The 'S' Word
Today is National Stationery and in this post Jackee Holder shares her healthy addiction to all things stationery and tells the story of where it all started.
25 April to 1 May is National Stationery Week and today is World Stationery day #WorldStationeryDay. According to YouGov research commissioned by National Stationery Week, 92% of adults think that writing by hand is important and 97% think it is important for children to be taught to write. They are on the right track as recent research are highlighting many benefits of writing by hand including better memory retention, reduces stress in some regions and slows you down.
My addiction to the ‘S’ Word – Stationery that is began in primary school with a love affair with the stationary cupboard. In 1960's the stationery cupboard in my local South London school was a ‘god’. Standing in the corner of the classroom the size of a huge double-sided wardrobe with four doors two either side, top and bottom.
Some teachers you know the kind I’m talking about were pretty spirited about the stationary cupboard keeping the contents guarded under lock and key and being mean and resenting the occasions when they had to hand round freshly minted exercise books straight out of the wrappers and virgin pencils and pens.
Mrs Hinds my favourite all time teacher had a more liberal attitude and relationship with the stationary cupboard and my memory was of the doors wide open and children being able to freely dip in and out tucking into the many delights the cupboard held all under her firm and watchful gaze.
The contents of the cupboard still make me squeal with delight. Exercise books in all sizes and colours with labels to insert your name and class number on the front. Square pads of sticky paper in every colour you could imagine, sheets of sugar ad crepe paper, boxes of unmarked rubbers and pens and pencils ready to make their debut on the naked page.
I liked to rip off the cellophane the books were packaged in and I still hunger for the weight in my hand of a bundle of fresh exercise books as I went around the class placing each one on the desk. Oh, did I forget to mention I was the class stationary monitor.
Mrs Hinds taught all our class to write using italic handwriting. Our lessons would take place on a Friday afternoon. A hush would descend over the class as we hunched over our landscape exercise books and copied the alphabet letter by letter capturing the tails and all the different angles required of italic script. It wasn’t long before I begged my parents for a fountain pen so I could write properly. This prompted a trip to the stationary shop on our high road with one of those big wooden, glass cased counters filled with rows of fountain pens that went on forever.
Her class paid off and for years I would receive glowing compliments on my beautiful handwriting. It would speak to my character, get people to smile at me and get me into places. I’m delighted that handwriting is on the come back. By the time I had reached secondary school I had graduated to using Quink ink contained in near black weighted glass bottles and packaged in nay and white boxes that made a thirteen year old feel all grown up. The years since back then has seen no sign of recovery on my part from the ‘S’ word. I hoard piles of freshly minted journals and notebooks, hundreds of pens scattered around the house and a collection of unused pens still in boxes that have been given to me as birthday and thank you gifts over the years from family and friends.

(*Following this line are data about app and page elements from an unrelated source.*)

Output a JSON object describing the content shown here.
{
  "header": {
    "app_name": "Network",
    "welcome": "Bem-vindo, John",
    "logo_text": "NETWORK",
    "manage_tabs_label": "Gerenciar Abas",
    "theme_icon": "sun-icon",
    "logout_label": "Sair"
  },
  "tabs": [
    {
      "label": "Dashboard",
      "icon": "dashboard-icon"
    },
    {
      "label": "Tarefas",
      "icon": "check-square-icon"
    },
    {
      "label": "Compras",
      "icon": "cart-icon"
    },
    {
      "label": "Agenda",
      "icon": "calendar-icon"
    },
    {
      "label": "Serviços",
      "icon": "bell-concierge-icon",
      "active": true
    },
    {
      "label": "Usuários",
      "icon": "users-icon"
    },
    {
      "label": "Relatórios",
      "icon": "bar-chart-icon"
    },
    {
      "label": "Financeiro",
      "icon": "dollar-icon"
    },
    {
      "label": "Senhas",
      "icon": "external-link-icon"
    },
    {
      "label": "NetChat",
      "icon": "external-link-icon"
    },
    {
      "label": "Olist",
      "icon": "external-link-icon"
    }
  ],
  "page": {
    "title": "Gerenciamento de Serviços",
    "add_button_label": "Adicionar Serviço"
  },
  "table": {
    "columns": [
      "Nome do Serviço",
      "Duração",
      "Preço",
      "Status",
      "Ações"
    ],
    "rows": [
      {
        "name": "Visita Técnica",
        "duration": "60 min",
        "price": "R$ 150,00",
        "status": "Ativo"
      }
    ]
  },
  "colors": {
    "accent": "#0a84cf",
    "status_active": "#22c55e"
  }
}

- If you enjoyed my stationery memory trip why not think about your own memories about your favourite item of stationery.
- Or what about treating yourself to a new notebook one that really like and ire inspired by either the design, the cover or the way it feels when you pick it up. Overall sales in stationery are on the rise. This means that writing by hand will also be on the up.
- I’d love to know what’s your favourite piece of stationary and why?
Want to read more about stationery then have a read of Adventures in Stationery: A Journey Through Your Pencil Case by James Ward https://iamjamesward.com/2014/08/30/adventures-in-stationery/ He writes so well about a subject he is passionate about. It really is a fine example of strong essay writing.
I hope you have a lovely bank holiday. I am looking forward to next week's Writing To Heal Your Life workshop with Psychologies Magazine and Now Live Events where I will be dispensing writing prescriptions remedies and cures. If you have something you would like to receive a writing prescription for please leave me a note in the comments box or email me me at email@example.com
I hope to see many of my readers and followers there. Bring your friends and family members along too. The workshops are creative, interactive and fun.
Here's the details to join us if you are free on the evening of Tuesday 3rd May at 7pm
PSYCHOLOGIES MAGAZINE WORKSHOP: WRITING TO HEAL YOUR LIFE
3 May 2016 at Conway Hall, 25 Red Lion Square, London WC1 4RL at 7pm